You can put off some small things in life without consequence, but when it comes to investing, sticking your head in the sand simply won’t cut it. If you don’t know how to start investing, when to start investing or why you should invest, now’s the time to learn. The sooner you get started, the more time and interest can help grow your money.
To learn more click here.
For 2019, why not try something different by replacing that all-too-familiar promise to trim the waistline with a commitment to get your bottom line in shape.
Do you remember when you were young and would just close your eyes really tight so you could ignore something bad until it went away? That approach doesn’t work as a grown-up. Open your eyes and let 2019 be the year you sit down with a financial professional to get a detailed overview of your entire financial situation and what can be done to improve it.
Here are 19 ideas for a financially fit 2019.
Deciding when to let your children stand on their own can be tough, especially when they’re contending with student loans, underpaying jobs, or sky-high rents. But easing your kid’s entry into adulthood could be undermining your own financial security.
According to a December survey from CreditCards.com, three-quarters of parents are providing financial support for their adult kids.
But at a time when the majority of Americans haven’t socked away nearly enough for retirement—the median retirement savings for all working families in the US is just $5,000, according to the Economic Policy Institute—it makes sense to do a little less for our offspring, so we can think a little more about ourselves.
So, how do you figure out when and how to cut your kids off financially? Learn more below.
Basing your spending off how your friends spend their money is a huge mistake to make. Large spenders may also be building crippling debt.

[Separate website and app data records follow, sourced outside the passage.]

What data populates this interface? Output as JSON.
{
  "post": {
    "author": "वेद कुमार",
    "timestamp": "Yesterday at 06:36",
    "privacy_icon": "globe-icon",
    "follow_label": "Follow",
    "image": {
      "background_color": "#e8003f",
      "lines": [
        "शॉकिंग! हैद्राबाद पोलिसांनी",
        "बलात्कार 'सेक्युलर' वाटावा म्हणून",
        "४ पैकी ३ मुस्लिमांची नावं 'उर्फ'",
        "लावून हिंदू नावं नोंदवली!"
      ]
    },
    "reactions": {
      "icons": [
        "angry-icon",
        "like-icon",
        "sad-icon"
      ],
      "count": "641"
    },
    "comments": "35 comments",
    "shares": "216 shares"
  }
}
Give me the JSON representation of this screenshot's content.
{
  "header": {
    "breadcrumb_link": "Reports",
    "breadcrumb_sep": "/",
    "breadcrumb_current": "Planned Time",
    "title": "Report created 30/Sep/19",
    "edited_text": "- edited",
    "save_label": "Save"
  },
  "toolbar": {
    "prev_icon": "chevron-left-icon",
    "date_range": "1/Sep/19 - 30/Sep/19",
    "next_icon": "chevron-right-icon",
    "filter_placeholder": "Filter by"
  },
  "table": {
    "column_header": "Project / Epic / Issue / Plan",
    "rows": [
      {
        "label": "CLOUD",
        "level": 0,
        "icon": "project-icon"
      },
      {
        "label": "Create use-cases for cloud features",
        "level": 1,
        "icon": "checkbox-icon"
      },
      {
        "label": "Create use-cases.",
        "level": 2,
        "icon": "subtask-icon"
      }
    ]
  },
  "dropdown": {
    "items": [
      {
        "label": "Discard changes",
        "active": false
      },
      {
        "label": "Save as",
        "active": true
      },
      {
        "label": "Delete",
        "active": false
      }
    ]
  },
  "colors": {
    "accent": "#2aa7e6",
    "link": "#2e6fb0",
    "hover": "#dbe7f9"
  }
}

You won’t find a real answer to how you’re doing in a Federal Reserve survey or a social media feed. You will find it by measuring yourself against rules of thumb, refined over decades and endorsed by financial pros that point the way toward true financial health.
Start with these:
Midlife is filled with challenges and opportunities. Yes, you might be in the thick of paying for college, but soon all those other costs that come with kids should be behind you—or so you hope. You’re also likely in your peak earning years and when you’re making the most is also when you should squirrel away the most.
Some 40% of successful savers—those who built nest eggs equivalent to 10 times pay—did so by saving 15% or more of their incomes for at least 10 years. Here’s how…
Becoming rich is nothing more than a matter of committing and sticking to a systematic savings and investment plan.
If you want to get rich, start investing- and start as early as you possibly can.
To illustrate the simplicity of building wealth over time, Bach created a chart detailing how much money you need to set aside each day, month, or year in order to have $1 million saved by the time you’re 65.
Next time you consider running to Starbucks for a $4 latte, think about this chart and consider redirecting that coffee cash to your savings. Check it out here.
If you want to be happy, but you’re having a tough time in life due to personal or financial issues, it’s important to take whatever steps possible — even small ones — to progress and grow.
This best-selling author’s advice has been featured prominently in magazines, digital media and in national televised media. He travels all over the country every month for events to inspire people in their lives and in business.
Click HERE for some of Tony’s top pieces of advice on how to change your mindset in ways that can have a positive impact on your life and your finances.
Horizons Wealth Management provides Fee-Only financial services customized to meet each client’s unique needs. The result is unbiased financial advice from professionals who are committed to acting as a fiduciary in a client-centered relationship. We analyze all aspects of your finances to design a roadmap to help you reach your financial goals and provide you with peace of mind.